On December 10, 1941, the Japanese sank the imposing Prince of Wales e Repulse. Admiral Thomas Phillips was to blame, who, following a “humiliating error”, also died.
Winston Churchill received a call, on December 10, 1941, that would change the course of World War II. “It was Admiral Dudley Pound. His voice sounded strange. He coughed and swallowed saliva. At first, I couldn’t hear clearly what he was saying to me, but then he raised his voice,” he wrote in his memoirs.
“I have to inform you that the Prince of Wales it’s the Repulse were sunk by the Japanese,” Pound said. Almost as if he had been shot by these words, the prime minister abruptly hung up. “I was grateful to be alone; in the entire war I had never received such painful news.”
Japan was now the owner of the Indian Ocean and the Pacific. “we were naked“, wrote Churchill, quoted by the Spanish ABC.
The loss of these two warships was excruciating. Five air strikes were enough to sink the Prince of Wales, a very modern 35,000 ton unit, and the Repulse, of 32,000, the oldest.
At the time, just over fifty planes destroyed the so-called “Z-Force”, the British Southeast Asian navy. the commander, the Admiral Thomas Phillips, was the culprit.
According to the Spanish daily, the admiral underestimated the importance of planes in naval battles and went to sea without the necessary support to repel the Japanese Mitsubishi
“This officer made a serious mistake in underestimating the threat of airpower to large warships. The loss confirmed this, just as it served to enhance the role of aircraft carriers in covering and attacking hostile forces at long range”, explained researcher Michael Coffey, in Days of Infamy.
The mistake cost the Royal Navy disaster, but also the life of the Z-Force commander, who died during the attack.

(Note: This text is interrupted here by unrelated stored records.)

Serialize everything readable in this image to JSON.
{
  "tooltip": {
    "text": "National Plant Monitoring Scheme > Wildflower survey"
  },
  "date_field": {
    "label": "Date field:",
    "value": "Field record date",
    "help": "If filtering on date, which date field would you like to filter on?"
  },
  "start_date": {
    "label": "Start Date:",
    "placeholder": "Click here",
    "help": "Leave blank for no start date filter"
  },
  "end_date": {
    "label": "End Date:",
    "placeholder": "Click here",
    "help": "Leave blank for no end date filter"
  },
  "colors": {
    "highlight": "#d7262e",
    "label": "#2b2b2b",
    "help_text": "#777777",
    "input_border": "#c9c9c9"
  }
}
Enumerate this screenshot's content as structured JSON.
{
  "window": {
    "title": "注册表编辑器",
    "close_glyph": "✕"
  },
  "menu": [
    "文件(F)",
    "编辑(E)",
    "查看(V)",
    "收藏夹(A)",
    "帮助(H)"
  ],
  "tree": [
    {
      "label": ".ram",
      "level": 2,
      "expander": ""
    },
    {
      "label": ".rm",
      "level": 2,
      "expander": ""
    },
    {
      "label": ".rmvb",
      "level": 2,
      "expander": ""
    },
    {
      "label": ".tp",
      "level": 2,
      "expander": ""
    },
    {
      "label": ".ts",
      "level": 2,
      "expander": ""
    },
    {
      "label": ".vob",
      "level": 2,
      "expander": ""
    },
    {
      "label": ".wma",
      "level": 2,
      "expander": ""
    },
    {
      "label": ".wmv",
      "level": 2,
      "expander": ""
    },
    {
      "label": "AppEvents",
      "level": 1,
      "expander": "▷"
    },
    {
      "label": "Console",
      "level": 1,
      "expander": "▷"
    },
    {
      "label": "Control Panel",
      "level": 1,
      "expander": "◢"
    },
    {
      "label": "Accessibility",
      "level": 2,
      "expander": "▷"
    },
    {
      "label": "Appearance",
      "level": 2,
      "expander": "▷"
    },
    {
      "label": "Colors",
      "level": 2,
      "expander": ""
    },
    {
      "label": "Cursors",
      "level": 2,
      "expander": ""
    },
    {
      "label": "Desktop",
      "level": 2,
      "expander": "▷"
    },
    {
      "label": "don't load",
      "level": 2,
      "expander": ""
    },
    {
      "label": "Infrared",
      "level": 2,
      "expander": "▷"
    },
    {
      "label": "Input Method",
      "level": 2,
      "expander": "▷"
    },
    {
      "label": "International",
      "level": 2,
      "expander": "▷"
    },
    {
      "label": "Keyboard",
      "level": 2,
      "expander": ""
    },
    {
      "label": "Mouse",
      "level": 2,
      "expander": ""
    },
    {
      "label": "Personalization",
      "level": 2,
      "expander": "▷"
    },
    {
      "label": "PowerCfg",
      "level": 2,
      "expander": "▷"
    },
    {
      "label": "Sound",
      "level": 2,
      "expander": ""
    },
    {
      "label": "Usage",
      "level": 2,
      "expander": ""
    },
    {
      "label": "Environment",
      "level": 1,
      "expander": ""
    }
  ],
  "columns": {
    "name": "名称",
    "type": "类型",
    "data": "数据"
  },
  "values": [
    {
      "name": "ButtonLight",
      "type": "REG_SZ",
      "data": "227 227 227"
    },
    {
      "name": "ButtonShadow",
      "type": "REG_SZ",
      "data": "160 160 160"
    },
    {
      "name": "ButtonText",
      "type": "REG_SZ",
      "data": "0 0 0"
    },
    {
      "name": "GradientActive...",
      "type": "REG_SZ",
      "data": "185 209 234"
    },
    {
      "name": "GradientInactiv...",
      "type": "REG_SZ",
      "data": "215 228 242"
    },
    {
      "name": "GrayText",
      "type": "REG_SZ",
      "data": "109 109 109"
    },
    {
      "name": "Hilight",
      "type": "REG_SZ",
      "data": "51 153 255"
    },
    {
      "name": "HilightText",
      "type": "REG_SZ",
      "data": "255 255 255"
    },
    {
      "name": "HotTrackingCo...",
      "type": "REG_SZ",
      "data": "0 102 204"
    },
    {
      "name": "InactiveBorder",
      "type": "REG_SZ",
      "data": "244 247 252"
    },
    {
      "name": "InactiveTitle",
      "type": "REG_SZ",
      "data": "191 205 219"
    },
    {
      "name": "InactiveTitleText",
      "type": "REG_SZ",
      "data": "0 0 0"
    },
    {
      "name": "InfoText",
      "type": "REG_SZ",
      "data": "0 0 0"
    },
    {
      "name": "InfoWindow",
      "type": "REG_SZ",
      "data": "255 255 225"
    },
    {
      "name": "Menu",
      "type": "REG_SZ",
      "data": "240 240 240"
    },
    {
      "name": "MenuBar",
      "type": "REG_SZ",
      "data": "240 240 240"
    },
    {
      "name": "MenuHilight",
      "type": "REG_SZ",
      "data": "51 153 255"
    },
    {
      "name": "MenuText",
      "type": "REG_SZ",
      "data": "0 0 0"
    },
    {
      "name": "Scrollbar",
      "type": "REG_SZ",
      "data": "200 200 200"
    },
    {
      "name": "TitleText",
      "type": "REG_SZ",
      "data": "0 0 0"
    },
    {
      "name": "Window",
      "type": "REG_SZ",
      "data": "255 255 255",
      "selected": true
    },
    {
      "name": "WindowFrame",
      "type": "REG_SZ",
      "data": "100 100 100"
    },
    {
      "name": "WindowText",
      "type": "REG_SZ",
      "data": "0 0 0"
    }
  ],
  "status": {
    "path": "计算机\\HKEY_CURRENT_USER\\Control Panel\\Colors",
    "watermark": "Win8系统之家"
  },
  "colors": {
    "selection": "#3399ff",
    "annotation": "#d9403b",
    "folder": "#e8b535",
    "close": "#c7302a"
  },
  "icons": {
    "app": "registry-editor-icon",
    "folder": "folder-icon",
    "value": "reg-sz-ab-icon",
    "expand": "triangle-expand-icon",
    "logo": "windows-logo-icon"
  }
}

The tragedy, which took a heavy toll of 840 lives, demonstrated the failure of the idea that ships could operate in a hostile environment without air cover. Furthermore, it also showed that the power of aviation had become decisive in the war at sea.